Problem requirements
In the listing that follows, count the lines that include "icon", and answer with the total alone.
-.-.-
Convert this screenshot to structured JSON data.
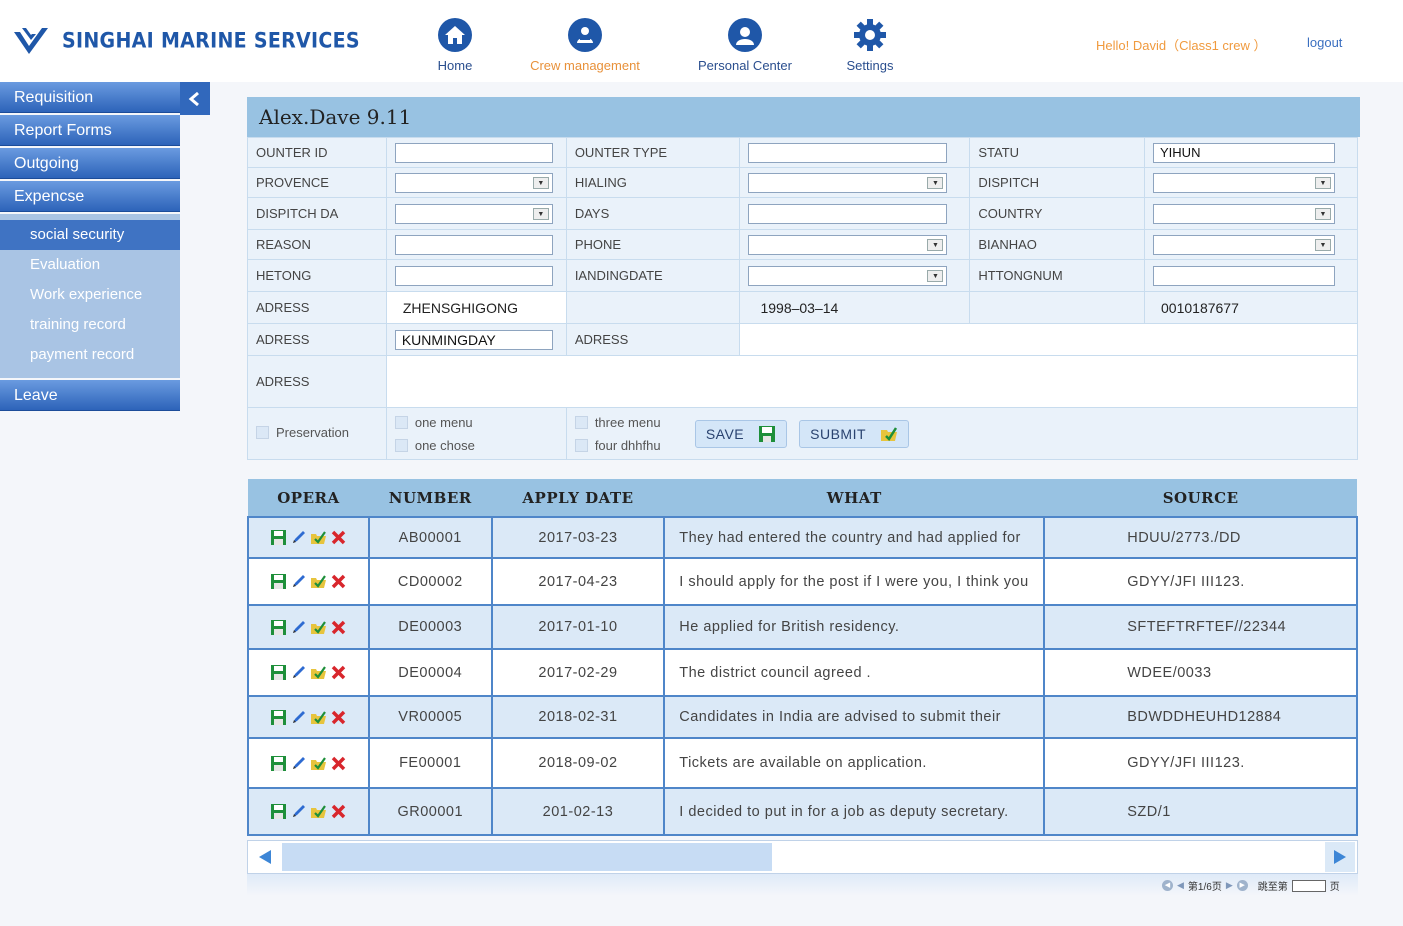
{
  "brand": {
    "name": "SINGHAI MARINE SERVICES"
  },
  "nav": [
    {
      "label": "Home",
      "icon": "home-icon"
    },
    {
      "label": "Crew management",
      "icon": "crew-icon"
    },
    {
      "label": "Personal Center",
      "icon": "user-icon"
    },
    {
      "label": "Settings",
      "icon": "gear-icon"
    }
  ],
  "user": {
    "greeting": "Hello!  David（Class1  crew ）",
    "logout": "logout"
  },
  "sidebar": {
    "main_top": [
      "Requisition",
      "Report Forms",
      "Outgoing",
      "Expencse"
    ],
    "sub": [
      "social security",
      "Evaluation",
      "Work experience",
      "training record",
      "payment record"
    ],
    "main_bottom": [
      "Leave"
    ]
  },
  "form": {
    "title": "Alex.Dave  9.11",
    "labels": {
      "ounter_id": "OUNTER ID",
      "ounter_type": "OUNTER TYPE",
      "statu": "STATU",
      "provence": "PROVENCE",
      "hialing": "HIALING",
      "dispitch": "DISPITCH",
      "dispitch_da": "DISPITCH DA",
      "days": "DAYS",
      "country": "COUNTRY",
      "reason": "REASON",
      "phone": "PHONE",
      "bianhao": "BIANHAO",
      "hetong": "HETONG",
      "iandingdate": "IANDINGDATE",
      "httongnum": "HTTONGNUM",
      "adress": "ADRESS"
    },
    "values": {
      "statu": "YIHUN",
      "adress1_a": "ZHENSGHIGONG",
      "adress1_b": "1998–03–14",
      "adress1_c": "0010187677",
      "adress2": "KUNMINGDAY"
    },
    "options": {
      "preservation": "Preservation",
      "one_menu": "one menu",
      "one_chose": "one chose",
      "three_menu": "three menu",
      "four": "four dhhfhu"
    },
    "save": "SAVE",
    "submit": "SUBMIT"
  },
  "table": {
    "headers": [
      "OPERA",
      "NUMBER",
      "APPLY DATE",
      "WHAT",
      "SOURCE"
    ],
    "rows": [
      {
        "number": "AB00001",
        "date": "2017-03-23",
        "what": "They had entered the country and had applied for",
        "source": "HDUU/2773./DD"
      },
      {
        "number": "CD00002",
        "date": "2017-04-23",
        "what": "I should apply for the post if I were you, I think you",
        "source": "GDYY/JFI III123."
      },
      {
        "number": "DE00003",
        "date": "2017-01-10",
        "what": "He applied for British residency.",
        "source": "SFTEFTRFTEF//22344"
      },
      {
        "number": "DE00004",
        "date": "2017-02-29",
        "what": "The district council agreed .",
        "source": "WDEE/0033"
      },
      {
        "number": "VR00005",
        "date": "2018-02-31",
        "what": "Candidates in India are advised to submit their",
        "source": "BDWDDHEUHD12884"
      },
      {
        "number": "FE00001",
        "date": "2018-09-02",
        "what": "Tickets are available on application.",
        "source": "GDYY/JFI III123."
      },
      {
        "number": "GR00001",
        "date": "201-02-13",
        "what": "I decided to put in for a job as deputy secretary.",
        "source": "SZD/1"
      }
    ]
  },
  "pager": {
    "page_info": "第1/6页",
    "jump_to": "跳至第",
    "page_unit": "页"
  },
  "colors": {
    "brand": "#1f57a8",
    "accent": "#f09a3e",
    "header_band": "#98c2e2",
    "row_alt": "#dbe9f7"
  }
}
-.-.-
Response
4